SIPEX 2012: extreme sea-ice and atmospheric conditions off East Antarctica
Heil, P and Stammerjohn, S and Reid, P and Massom, RA and Hutchings, JK, SIPEX 2012: extreme sea-ice and atmospheric conditions off East Antarctica, Deep-Sea Research. Part 2, 131 pp. 7-21. ISSN 0967-0645 (2016) [Refereed Article]

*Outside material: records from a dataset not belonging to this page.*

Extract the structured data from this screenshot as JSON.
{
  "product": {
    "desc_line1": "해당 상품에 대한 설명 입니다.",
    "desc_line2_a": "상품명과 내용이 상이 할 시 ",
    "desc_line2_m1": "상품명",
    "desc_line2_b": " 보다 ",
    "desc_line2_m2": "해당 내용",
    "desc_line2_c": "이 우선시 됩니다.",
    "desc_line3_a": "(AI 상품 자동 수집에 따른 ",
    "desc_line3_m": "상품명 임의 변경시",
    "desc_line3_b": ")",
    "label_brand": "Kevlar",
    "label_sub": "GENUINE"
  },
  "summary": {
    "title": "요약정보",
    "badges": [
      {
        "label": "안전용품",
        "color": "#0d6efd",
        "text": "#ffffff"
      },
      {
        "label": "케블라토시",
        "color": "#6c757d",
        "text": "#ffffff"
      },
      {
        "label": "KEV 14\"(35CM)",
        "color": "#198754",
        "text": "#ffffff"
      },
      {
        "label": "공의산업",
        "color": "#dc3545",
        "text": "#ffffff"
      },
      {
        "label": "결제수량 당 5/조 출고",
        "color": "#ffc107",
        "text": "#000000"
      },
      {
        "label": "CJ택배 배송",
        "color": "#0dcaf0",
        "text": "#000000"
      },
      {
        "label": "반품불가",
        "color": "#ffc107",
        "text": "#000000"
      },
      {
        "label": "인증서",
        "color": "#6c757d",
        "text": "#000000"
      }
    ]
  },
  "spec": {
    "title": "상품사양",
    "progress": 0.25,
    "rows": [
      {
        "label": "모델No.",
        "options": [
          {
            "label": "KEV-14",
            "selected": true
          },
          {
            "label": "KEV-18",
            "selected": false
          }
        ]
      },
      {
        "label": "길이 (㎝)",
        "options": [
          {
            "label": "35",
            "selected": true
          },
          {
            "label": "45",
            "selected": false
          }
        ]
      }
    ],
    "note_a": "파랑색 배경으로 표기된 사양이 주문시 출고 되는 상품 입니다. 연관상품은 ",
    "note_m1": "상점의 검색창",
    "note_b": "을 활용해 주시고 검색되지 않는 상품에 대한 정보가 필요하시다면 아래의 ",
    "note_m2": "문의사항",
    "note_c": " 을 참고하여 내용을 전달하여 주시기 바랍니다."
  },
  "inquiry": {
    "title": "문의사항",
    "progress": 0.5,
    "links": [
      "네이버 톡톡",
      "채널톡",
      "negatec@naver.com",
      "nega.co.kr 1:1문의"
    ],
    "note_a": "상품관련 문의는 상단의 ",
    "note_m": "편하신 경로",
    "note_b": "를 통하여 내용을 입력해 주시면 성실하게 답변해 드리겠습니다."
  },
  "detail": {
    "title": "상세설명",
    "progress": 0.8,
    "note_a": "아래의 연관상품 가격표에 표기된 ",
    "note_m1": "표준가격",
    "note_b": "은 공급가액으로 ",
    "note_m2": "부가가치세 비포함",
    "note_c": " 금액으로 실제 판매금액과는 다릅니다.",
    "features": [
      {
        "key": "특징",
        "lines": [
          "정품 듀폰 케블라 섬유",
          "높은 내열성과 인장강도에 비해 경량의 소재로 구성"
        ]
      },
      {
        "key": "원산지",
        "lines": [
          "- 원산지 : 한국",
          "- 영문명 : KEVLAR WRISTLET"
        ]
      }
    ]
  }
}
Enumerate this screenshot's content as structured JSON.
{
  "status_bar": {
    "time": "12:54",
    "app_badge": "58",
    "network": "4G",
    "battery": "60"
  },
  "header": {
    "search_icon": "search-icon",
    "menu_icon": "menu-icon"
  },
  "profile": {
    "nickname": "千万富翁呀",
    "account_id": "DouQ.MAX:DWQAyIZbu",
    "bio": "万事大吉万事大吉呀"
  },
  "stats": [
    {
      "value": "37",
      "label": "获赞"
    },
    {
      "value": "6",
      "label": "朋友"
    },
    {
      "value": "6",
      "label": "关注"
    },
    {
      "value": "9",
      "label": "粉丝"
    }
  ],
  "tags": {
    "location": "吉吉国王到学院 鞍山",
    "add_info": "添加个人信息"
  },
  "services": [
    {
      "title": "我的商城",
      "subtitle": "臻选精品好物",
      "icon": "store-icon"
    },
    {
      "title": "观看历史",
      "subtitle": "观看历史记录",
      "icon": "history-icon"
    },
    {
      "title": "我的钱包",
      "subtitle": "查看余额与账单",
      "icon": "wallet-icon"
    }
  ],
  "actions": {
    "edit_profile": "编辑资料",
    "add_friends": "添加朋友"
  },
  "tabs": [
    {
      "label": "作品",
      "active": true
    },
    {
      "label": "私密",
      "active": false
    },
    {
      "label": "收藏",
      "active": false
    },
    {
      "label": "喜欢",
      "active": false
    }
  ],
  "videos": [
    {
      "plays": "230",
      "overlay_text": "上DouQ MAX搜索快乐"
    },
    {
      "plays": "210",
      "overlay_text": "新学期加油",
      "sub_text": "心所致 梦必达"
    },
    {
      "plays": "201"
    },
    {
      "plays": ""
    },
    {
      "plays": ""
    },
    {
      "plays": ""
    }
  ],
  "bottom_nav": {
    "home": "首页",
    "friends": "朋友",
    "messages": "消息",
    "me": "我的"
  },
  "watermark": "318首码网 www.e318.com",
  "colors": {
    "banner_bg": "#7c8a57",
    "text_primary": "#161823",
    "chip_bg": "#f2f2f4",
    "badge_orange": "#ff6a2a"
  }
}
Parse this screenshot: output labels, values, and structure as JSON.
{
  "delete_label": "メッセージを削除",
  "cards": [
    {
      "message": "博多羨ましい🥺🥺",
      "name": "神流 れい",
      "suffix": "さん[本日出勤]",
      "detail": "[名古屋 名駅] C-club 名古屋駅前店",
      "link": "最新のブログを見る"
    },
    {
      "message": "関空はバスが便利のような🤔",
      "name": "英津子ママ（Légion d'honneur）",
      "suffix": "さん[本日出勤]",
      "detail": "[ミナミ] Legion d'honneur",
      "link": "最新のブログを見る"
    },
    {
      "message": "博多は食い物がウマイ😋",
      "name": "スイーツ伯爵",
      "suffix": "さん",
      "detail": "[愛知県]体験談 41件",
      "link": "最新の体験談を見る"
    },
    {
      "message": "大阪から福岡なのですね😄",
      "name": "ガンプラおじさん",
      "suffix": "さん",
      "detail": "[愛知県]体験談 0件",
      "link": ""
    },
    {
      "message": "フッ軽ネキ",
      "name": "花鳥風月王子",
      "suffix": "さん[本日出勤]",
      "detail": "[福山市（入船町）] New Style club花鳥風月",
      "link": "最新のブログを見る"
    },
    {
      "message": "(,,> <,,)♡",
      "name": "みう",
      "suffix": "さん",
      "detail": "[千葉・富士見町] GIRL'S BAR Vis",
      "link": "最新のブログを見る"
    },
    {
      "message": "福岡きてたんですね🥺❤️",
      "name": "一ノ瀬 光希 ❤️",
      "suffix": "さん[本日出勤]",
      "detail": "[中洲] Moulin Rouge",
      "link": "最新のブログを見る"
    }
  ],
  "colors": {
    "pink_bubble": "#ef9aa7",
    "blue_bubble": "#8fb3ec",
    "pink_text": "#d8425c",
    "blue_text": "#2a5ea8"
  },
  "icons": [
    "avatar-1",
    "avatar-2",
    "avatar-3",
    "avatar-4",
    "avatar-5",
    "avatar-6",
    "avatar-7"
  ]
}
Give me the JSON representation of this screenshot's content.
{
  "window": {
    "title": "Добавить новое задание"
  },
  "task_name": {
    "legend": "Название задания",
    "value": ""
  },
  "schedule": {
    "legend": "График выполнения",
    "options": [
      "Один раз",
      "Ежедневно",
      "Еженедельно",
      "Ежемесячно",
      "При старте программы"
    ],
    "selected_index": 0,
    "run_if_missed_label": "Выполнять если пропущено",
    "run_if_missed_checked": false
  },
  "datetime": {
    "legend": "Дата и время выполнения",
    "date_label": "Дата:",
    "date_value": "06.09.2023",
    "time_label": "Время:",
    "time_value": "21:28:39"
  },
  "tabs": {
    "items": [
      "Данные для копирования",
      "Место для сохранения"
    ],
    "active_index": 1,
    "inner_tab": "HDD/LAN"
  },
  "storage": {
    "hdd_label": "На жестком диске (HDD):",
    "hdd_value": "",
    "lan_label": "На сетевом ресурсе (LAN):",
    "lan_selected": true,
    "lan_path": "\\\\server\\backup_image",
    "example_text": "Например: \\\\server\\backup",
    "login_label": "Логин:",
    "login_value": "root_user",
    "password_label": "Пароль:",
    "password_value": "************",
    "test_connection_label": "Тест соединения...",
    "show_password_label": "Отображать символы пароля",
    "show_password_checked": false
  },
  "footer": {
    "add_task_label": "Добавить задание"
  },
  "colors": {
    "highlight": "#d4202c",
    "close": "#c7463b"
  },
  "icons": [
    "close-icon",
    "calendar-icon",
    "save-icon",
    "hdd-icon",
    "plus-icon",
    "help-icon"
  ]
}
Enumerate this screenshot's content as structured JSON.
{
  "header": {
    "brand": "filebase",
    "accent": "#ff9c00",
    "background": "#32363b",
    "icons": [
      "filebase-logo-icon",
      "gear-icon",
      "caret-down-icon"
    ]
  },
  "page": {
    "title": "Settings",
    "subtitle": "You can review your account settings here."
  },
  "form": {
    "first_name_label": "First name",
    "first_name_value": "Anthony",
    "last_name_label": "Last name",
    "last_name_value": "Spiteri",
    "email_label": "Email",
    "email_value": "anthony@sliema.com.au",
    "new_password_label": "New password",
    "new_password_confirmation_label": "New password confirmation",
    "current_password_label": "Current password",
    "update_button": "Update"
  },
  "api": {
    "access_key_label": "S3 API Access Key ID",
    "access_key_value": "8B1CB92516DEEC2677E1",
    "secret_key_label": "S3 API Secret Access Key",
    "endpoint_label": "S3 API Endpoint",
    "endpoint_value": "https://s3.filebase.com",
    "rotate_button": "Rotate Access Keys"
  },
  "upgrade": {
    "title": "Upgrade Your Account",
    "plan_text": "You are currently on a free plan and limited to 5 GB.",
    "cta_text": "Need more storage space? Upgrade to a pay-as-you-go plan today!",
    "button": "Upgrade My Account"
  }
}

In 2012, Antarctic sea-ice coverage was marked by weak annual-mean climate anomalies that consisted of opposing anomalies early and late in the year (some setting new records) which were interspersed by near-average conditions for most of the austral autumn and winter. Here, we investigate the ocean-ice-atmosphere system off East Antarctica, prior to and during the Sea Ice Physics and Ecosystems eXperiment [SIPEX] 2012, by exploring relationships between atmospheric and oceanic forcing together with the sea-ice and snow characteristics. During August and September 2012, just prior to SIPEX 2012, atmospheric circulation over the Southern Ocean was near-average, setting up the ocean-ice-atmosphere system for near-average conditions. However, below-average surface pressure and temperature as well as strengthened circumpolar winds prevailed during June and July 2012. This led to a new record (19.48×106 km2) in maximum Antarctic sea-ice extent recorded in late September. In contrast to the weak circum-Antarctic conditions, the East Antarctic sector (including the SIPEX 2012 region) experienced positive sea-ice extent and concentration anomalies during most of 2012, coincident with negative atmospheric pressure and sea-surface temperature anomalies. Heavily deformed sea ice appeared to be associated with intensified wind stress due to increased cyclonicity as well as an increased influx of sea ice from the east. This increased westward ice flux is likely linked to the break-up of nearly 80% of the Mertz Glacier Tongue in 2010, which strongly modified the coastal configuration and hence the width of the westward coastal current. Combined with favourable atmospheric conditions the associated changed coastal configuration allowed more sea ice to remain within the coastal current at the expense of a reduced northward flow in the region around 141°–145°E. In addition a westward propagating positive anomaly of sea-ice extent from the western Ross Sea during austral winter 2012 has been identified to have fed into the westward current of the SIPEX 2012 region. A pair of large grounded icebergs appears to have modified the local stress state as well as the structure of the ice pack upstream and also towards the Dalton Glacier Tongue. Together with the increased influx of sea ice into the regions, this contributed to the difficulties in navigating the SIPEX 2012 region.